___ Extracted information
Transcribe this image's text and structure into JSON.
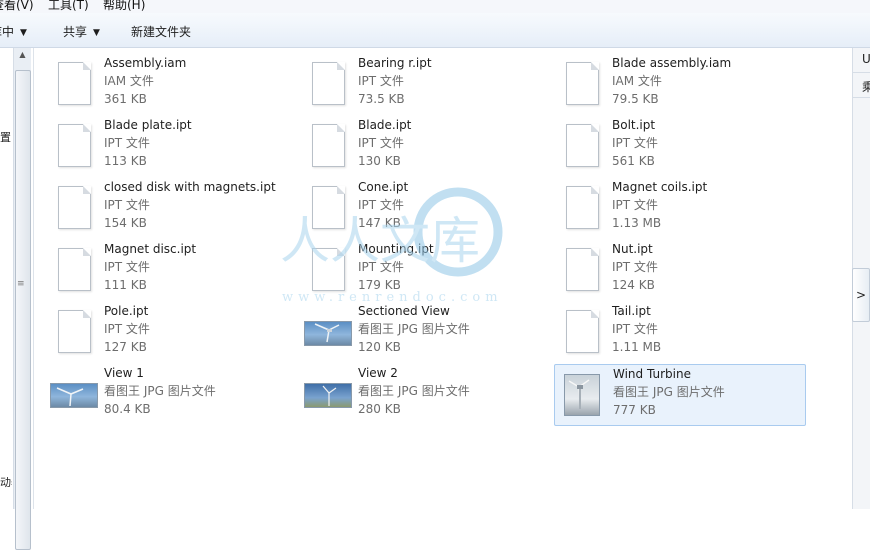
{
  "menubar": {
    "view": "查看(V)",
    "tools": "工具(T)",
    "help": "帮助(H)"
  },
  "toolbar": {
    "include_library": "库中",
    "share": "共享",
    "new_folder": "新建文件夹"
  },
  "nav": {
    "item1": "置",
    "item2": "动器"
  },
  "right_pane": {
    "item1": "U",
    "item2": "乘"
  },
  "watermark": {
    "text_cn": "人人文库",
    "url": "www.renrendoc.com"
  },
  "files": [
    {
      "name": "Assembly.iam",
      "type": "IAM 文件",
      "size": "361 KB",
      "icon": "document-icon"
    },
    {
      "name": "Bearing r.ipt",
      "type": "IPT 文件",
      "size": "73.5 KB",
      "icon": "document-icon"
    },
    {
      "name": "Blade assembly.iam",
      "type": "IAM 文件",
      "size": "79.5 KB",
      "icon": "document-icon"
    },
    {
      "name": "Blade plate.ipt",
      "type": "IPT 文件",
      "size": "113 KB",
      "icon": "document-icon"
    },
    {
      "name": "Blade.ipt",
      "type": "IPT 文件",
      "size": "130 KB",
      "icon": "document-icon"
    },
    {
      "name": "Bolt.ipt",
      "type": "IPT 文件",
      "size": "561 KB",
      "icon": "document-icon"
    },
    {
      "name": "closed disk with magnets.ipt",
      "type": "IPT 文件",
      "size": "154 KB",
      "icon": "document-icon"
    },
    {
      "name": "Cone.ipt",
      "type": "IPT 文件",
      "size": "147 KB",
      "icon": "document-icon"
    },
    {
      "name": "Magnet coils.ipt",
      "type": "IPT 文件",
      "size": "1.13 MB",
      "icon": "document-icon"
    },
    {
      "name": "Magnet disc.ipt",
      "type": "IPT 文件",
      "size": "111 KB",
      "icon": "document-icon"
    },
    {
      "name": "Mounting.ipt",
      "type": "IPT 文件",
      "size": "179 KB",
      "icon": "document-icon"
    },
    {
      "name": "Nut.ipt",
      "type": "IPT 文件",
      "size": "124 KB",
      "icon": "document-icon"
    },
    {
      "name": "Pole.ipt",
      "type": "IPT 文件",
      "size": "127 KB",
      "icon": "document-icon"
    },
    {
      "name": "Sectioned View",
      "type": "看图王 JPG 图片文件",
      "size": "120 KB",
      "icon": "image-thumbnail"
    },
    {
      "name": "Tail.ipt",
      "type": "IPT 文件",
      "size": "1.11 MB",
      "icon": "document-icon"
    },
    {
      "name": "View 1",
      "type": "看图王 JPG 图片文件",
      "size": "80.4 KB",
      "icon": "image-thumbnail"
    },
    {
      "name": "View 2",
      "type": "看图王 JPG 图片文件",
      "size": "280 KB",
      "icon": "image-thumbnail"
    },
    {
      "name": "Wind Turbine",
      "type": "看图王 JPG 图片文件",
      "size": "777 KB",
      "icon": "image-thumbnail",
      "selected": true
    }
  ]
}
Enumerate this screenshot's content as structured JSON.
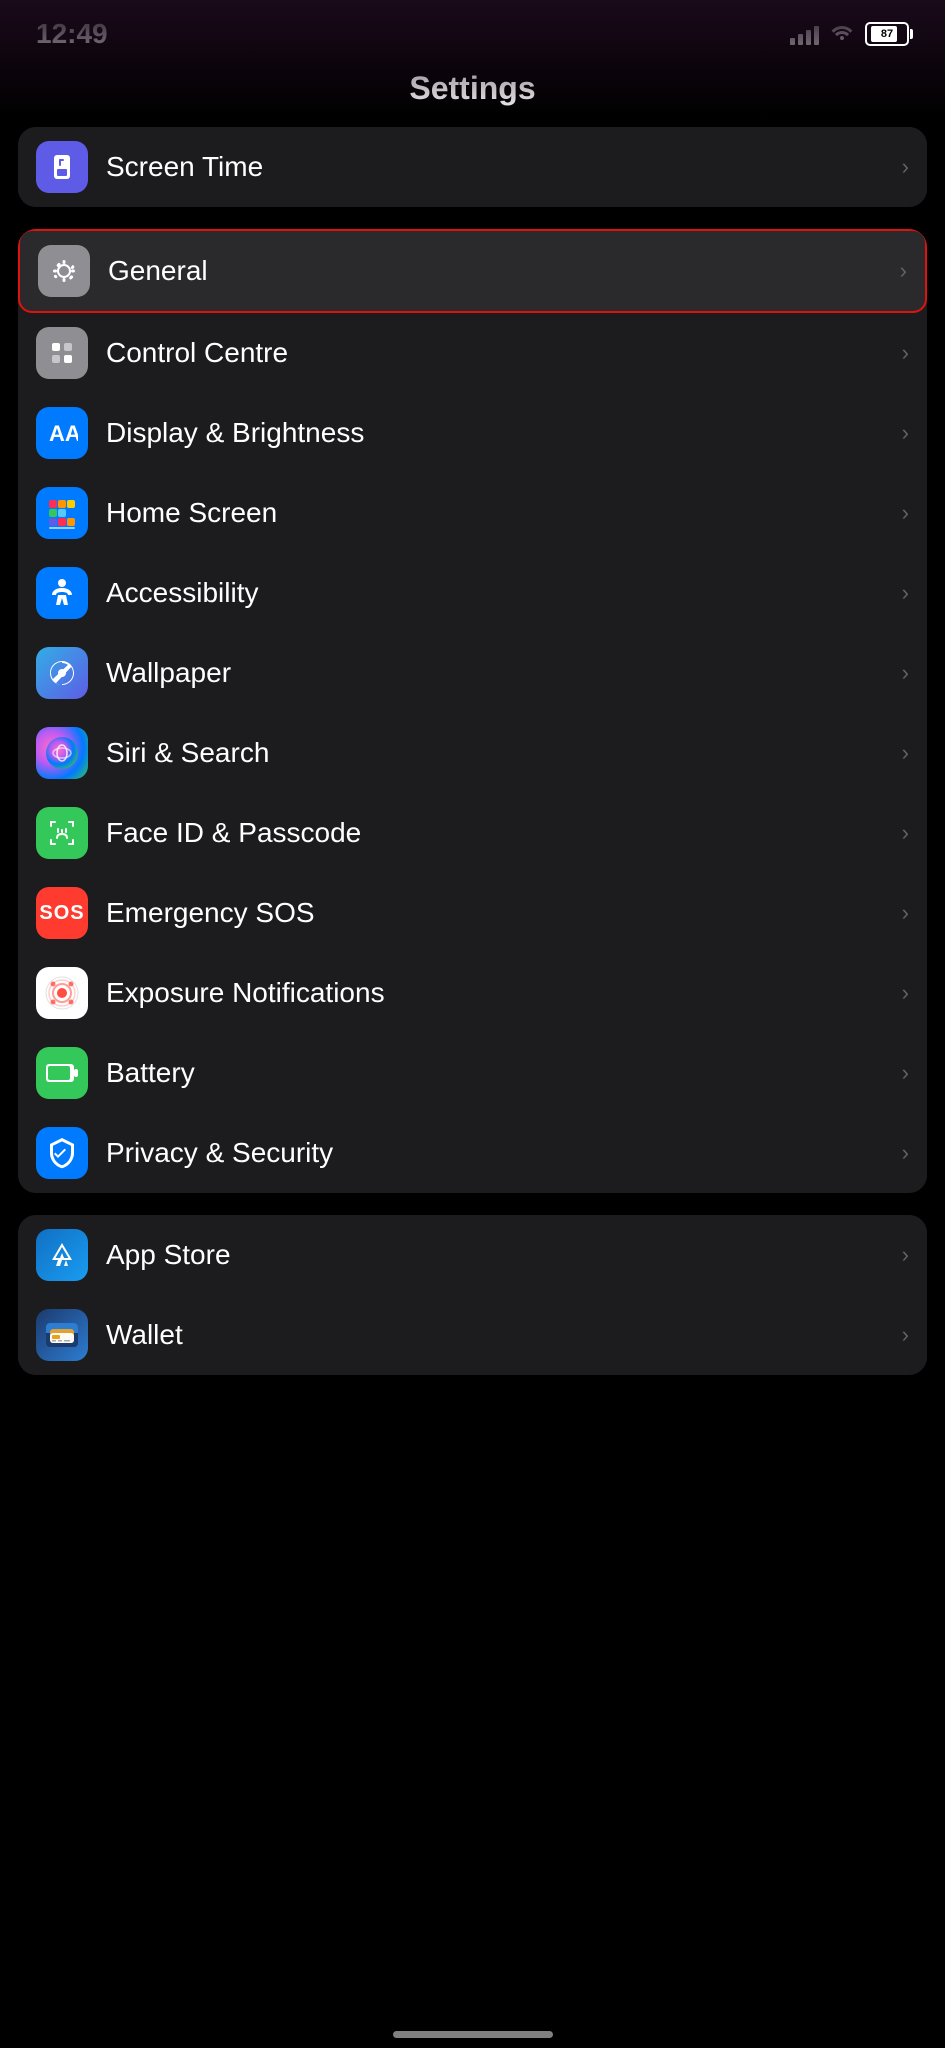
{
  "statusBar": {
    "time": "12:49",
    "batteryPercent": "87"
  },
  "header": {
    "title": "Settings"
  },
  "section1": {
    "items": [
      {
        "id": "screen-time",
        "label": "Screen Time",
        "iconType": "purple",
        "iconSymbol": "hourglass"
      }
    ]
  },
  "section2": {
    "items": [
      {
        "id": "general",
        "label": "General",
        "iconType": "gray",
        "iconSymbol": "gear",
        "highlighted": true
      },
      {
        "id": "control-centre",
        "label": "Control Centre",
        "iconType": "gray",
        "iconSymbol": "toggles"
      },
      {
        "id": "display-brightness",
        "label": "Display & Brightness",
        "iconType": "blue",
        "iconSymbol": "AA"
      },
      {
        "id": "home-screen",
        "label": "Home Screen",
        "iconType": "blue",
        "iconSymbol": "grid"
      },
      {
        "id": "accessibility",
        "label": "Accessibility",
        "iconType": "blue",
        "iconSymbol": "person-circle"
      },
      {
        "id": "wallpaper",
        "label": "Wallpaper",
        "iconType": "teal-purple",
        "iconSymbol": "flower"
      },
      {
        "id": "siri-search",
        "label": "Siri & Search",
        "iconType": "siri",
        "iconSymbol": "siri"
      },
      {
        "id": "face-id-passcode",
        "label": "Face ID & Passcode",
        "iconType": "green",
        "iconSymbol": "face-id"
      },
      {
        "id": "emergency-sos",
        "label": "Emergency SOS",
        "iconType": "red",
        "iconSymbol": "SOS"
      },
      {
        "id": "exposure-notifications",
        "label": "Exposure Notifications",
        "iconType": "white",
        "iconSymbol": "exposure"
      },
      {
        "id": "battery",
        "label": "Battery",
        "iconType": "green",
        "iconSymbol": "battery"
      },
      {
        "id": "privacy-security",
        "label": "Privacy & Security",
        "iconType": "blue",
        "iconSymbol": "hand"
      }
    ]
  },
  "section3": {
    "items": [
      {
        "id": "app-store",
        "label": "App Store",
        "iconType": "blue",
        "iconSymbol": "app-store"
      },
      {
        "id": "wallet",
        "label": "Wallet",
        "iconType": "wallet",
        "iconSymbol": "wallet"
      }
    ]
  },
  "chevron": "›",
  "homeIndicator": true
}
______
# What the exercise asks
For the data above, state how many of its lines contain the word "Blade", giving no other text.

# Answer for this exercise
3